Hope With a Catch
Of course I don’t believe hope needs to die but good God do I wish people would take their rainbows and fairy dust hope and stop shoving it down our throats.
Sometimes it is hard, the struggle is real and the dark, fucking dark.
Hope is flung around as a weapon, a badge and a reprieve, especially in the infertility, pregnancy loss and recovery worlds. It is a word used to inspire others but oftentimes comes with a significant catch. The catch is that it oftentimes only comes attached to the stories that worked out, got the ending we all want or are considered successful.
When hope is the message of these happy ending stories it can feel like a weapon being discharged on our soul for those of us who it did not work out for. The ones who have defined our own happy ending but the ending that many do not be consider the happy one.
So are we shit out of hope?
Or only invisible?
You know my story by now: tried to be a mom, paid a lot of money to be a mom, it did not work and we live a childfree not by choice life.
It is sad. It makes you sad and makes you really want to take away my pain by offering a not so simple solution, such as “why don’t you just adopt?”
Stories like mine do not go viral, they do not get shared and sometimes hardly acknowledged by our society.
Because we don’t think there is hope in not getting what we dreamed of; and we only want to read, hear and feel the stories full of happy hope.
And yet, every single day there is hope in my life; hope in many different things and people and it was only found in letting my old definition of hope die.
When hope grows up we refuse to be invisible.
Tomorrow we’ll talk active acceptance versus never giving up.
“I said to my soul, be still and wait without hope, for hope would be hope for the wrong thing; wait without love, for love would be love of the wrong thing; there is yet faith, but the faith and the love are all in the waiting.
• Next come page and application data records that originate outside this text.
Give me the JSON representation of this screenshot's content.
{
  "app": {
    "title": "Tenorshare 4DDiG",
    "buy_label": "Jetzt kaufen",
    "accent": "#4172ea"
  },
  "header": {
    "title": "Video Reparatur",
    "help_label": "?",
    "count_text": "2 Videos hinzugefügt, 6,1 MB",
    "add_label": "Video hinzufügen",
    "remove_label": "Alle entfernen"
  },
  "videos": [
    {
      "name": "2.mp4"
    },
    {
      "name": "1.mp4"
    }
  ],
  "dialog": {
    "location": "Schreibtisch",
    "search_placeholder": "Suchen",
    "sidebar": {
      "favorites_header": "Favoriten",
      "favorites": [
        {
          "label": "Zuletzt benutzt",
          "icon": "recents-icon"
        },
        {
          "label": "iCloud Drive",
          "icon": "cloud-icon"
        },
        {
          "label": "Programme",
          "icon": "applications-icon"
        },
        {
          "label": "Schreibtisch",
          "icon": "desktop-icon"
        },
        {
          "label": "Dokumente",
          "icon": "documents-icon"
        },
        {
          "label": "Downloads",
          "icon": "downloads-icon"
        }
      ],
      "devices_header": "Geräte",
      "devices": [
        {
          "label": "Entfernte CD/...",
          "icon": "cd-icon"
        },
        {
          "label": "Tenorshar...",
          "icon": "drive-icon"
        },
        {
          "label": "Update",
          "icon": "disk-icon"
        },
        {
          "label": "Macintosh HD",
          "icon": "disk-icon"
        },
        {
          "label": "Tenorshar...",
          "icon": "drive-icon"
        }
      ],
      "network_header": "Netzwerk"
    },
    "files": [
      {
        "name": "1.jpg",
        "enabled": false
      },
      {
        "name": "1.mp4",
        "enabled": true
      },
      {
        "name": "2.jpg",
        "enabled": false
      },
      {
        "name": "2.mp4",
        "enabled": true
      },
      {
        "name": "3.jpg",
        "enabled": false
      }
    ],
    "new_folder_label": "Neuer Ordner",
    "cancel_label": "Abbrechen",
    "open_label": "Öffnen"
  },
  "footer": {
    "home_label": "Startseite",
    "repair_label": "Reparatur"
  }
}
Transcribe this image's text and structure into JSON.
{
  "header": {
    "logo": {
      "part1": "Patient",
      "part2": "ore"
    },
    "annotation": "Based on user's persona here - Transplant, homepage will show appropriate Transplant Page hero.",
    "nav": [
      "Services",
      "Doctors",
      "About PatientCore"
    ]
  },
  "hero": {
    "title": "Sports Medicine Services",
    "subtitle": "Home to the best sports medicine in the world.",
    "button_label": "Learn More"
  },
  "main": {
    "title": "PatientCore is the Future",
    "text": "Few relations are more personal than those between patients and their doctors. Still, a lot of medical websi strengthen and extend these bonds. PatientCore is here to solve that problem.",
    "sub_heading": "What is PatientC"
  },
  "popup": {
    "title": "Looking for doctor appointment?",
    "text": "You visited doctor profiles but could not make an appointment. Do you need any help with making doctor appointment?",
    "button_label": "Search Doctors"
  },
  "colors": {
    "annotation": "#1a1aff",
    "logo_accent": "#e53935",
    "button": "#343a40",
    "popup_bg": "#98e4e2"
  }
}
Wait without thought, for you are not ready for thought: So the darkness shall be the light, and the stillness the dancing.”
~ T.S. Eliot